### What is required
Exclude the pictures, and otherwise reproduce the data in full.

Information given: Begin

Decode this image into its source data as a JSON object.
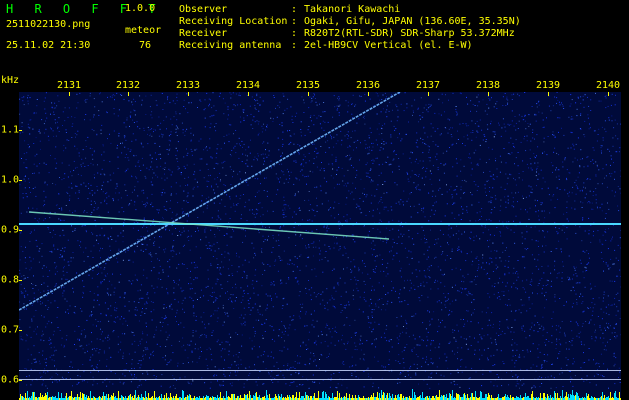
{
  "header": {
    "app_title": "H R O F F T",
    "version": "1.0.0",
    "file_name": "2511022130.png",
    "mode": "meteor",
    "datetime": "25.11.02 21:30",
    "count": "76"
  },
  "info": [
    {
      "label": "Observer",
      "value": "Takanori Kawachi"
    },
    {
      "label": "Receiving Location",
      "value": "Ogaki, Gifu, JAPAN (136.60E, 35.35N)"
    },
    {
      "label": "Receiver",
      "value": "R820T2(RTL-SDR) SDR-Sharp 53.372MHz"
    },
    {
      "label": "Receiving antenna",
      "value": "2el-HB9CV Vertical (el. E-W)"
    }
  ],
  "axis": {
    "y_unit": "kHz",
    "x_ticks": [
      "2131",
      "2132",
      "2133",
      "2134",
      "2135",
      "2136",
      "2137",
      "2138",
      "2139",
      "2140"
    ],
    "y_ticks": [
      "1.1",
      "1.0",
      "0.9",
      "0.8",
      "0.7",
      "0.6"
    ]
  },
  "colors": {
    "background": "#000a3a",
    "label": "#ffff00",
    "title": "#00ff00",
    "carrier": "#4ad8ff",
    "meteor": "#6fb6ff"
  }
}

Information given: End

### Reply to the task
Decode this image into its source data as a JSON object.
{
  "header": {
    "app_title": "H R O F F T",
    "version": "1.0.0",
    "file_name": "2511022130.png",
    "mode": "meteor",
    "datetime": "25.11.02 21:30",
    "count": "76"
  },
  "info": [
    {
      "label": "Observer",
      "value": "Takanori Kawachi"
    },
    {
      "label": "Receiving Location",
      "value": "Ogaki, Gifu, JAPAN (136.60E, 35.35N)"
    },
    {
      "label": "Receiver",
      "value": "R820T2(RTL-SDR) SDR-Sharp 53.372MHz"
    },
    {
      "label": "Receiving antenna",
      "value": "2el-HB9CV Vertical (el. E-W)"
    }
  ],
  "axis": {
    "y_unit": "kHz",
    "x_ticks": [
      "2131",
      "2132",
      "2133",
      "2134",
      "2135",
      "2136",
      "2137",
      "2138",
      "2139",
      "2140"
    ],
    "y_ticks": [
      "1.1",
      "1.0",
      "0.9",
      "0.8",
      "0.7",
      "0.6"
    ]
  },
  "colors": {
    "background": "#000a3a",
    "label": "#ffff00",
    "title": "#00ff00",
    "carrier": "#4ad8ff",
    "meteor": "#6fb6ff"
  }
}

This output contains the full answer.